Novell also produce other versions of Linux including Novell Linux Small Business Suite 9 (http://www.novell.com/products/linuxsmallbiz/index.html), SUSE LINUX Enterprise Server 9 (http://www.novell.com/products/linuxenterpriseserver/index.html) and NovellĀ® Open Enterprise Server (http://www.novell.com/products/openenterpriseserver/index.html).
--ollie 09:19, 30 Aug 2005 (BST)


System Requirements: You can install SuSE on a Celeron or a Pentium II of at least a clock speed of 233Mhz. (I have successfully installed SuSE on a 266Mhz Celeron machine.) If you do, you will need to have at least 256MB of RAM for the 10.x versions, and at least 128MB of RAM for the 9.x versions, and you will need to run hdparm -c3 /dev/hda to speed up the performance.

I do not recommend installing SuSE on machines with less than 256MB of RAM. You need at least 96MB of RAM just for YaST in text mode.

I do recommend that you install SuSE on at least a 500Mhz Pentium III machine with at least 256MB of system RAM for real performance. Generally, the faster the machine, and the more memory you have, the better.

PCI and AGP based video cards are a must for this distribution. As for the audio card, PCI-based audio cards are preferred as they are autodetected and configured. I recommend a Sound Blaster Live!, Audigy or other Creative Labs audio card as this type is well supported by Linux, and newer Creative Labs cards are supported with commercial Linux drivers.


Best Used: SuSE is best used on both laptops and desktops as there is extensive support for both in terms of open source and commercial drivers and software.

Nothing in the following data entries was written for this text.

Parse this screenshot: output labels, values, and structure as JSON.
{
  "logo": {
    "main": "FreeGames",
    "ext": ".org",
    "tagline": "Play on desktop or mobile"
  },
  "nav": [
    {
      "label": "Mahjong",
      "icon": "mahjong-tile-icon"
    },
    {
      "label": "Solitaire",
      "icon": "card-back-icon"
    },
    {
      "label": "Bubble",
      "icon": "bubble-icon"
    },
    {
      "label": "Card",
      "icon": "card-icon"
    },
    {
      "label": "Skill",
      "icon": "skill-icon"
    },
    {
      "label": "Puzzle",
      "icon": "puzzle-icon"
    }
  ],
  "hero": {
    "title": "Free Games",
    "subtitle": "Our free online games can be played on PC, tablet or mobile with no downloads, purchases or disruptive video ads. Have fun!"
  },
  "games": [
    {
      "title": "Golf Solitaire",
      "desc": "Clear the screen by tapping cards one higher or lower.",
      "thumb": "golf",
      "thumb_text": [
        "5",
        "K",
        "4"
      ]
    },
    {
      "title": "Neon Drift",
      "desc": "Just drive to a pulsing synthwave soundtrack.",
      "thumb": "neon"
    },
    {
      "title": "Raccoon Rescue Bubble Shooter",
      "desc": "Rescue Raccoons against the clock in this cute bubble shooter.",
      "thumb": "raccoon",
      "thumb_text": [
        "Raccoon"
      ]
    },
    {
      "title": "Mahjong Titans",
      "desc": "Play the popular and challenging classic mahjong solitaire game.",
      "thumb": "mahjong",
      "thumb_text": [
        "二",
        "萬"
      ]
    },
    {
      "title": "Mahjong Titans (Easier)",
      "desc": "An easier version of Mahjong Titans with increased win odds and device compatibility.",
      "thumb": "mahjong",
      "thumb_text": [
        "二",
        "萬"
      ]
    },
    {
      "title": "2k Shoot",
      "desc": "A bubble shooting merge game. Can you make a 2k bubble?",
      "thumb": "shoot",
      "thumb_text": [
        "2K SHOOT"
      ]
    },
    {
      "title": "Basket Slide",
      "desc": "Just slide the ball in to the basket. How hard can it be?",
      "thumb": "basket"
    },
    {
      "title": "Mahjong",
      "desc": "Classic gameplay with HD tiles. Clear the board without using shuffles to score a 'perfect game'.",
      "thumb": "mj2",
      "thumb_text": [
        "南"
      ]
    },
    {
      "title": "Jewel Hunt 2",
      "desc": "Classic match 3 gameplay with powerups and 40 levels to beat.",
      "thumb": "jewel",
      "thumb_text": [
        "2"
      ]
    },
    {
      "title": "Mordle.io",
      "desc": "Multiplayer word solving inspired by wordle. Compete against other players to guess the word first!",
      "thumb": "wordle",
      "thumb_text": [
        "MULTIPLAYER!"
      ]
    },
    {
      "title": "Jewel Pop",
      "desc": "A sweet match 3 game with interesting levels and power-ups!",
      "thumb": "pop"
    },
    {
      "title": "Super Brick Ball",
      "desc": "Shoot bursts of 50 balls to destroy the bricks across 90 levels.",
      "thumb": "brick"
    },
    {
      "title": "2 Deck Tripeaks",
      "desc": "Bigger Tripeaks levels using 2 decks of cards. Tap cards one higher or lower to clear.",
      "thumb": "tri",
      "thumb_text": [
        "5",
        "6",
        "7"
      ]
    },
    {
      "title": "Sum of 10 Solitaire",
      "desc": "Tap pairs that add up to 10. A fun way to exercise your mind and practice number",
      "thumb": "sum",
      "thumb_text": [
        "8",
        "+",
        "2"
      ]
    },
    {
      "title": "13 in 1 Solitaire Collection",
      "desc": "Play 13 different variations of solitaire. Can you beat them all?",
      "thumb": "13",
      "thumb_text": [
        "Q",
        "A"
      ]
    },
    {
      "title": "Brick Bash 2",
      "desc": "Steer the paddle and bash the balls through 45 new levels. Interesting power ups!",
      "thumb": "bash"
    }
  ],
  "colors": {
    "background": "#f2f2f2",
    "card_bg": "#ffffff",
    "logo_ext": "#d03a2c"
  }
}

Current Notes: Despite the Microvell deal, openSuSE 10.2 contains real innovation when it comes to the desktop. KDE looks like any other KDE desktop I have used, but with one exception. The menu has been replaced with a window that allows you to scroll history, applications, logout options, and opens to a favorites page with common applications such as DigiKam, OpenOffice.org, amaroK, and Firefox (now at 2.0). The window takes up only a small amount of screen real estate rather than having the menus cover the entire screen, especially if you have a lot of applications installed.

The same is true for the GNOME desktop. By default, GNOME is setup the same as the KDE desktop, i.e. with the panel at the bottom. After moving the panel to the top and creating a new panel (to make GNOME more like the GNOME that it is supposed to be), I was surprised to find that Novell implemented a similar window approach used in current versions of SLED instead of the traditional menu.

Having used both KDE and GNOME, I like the consistency of the menu setup. However, if you are used to using only GNOME, this may not be a welcome change, especially if you use multiple distributions.

This change was intended for those used to doing things the XP and/or Vista way.

Now the downside. Some applications such as the TeXmacs (TeX editor) package that comes with 10.2, no longer run under openSuSE 10.2 (a real disappointment, and very much pointless to include the RPM in the first place). Much of these packages are not GNOME or KDE applications, but I value these applications nevertheless. amaroK included MP3 support in openSuSE 10.1. The amaroK in 10.2, sadly does not include MP3 support, although you can install the support from additional third party repositories. The good news here is that the Banshee player makes up for that shortcoming.


-- Patrick G Horneker 2007-18-18 (updated)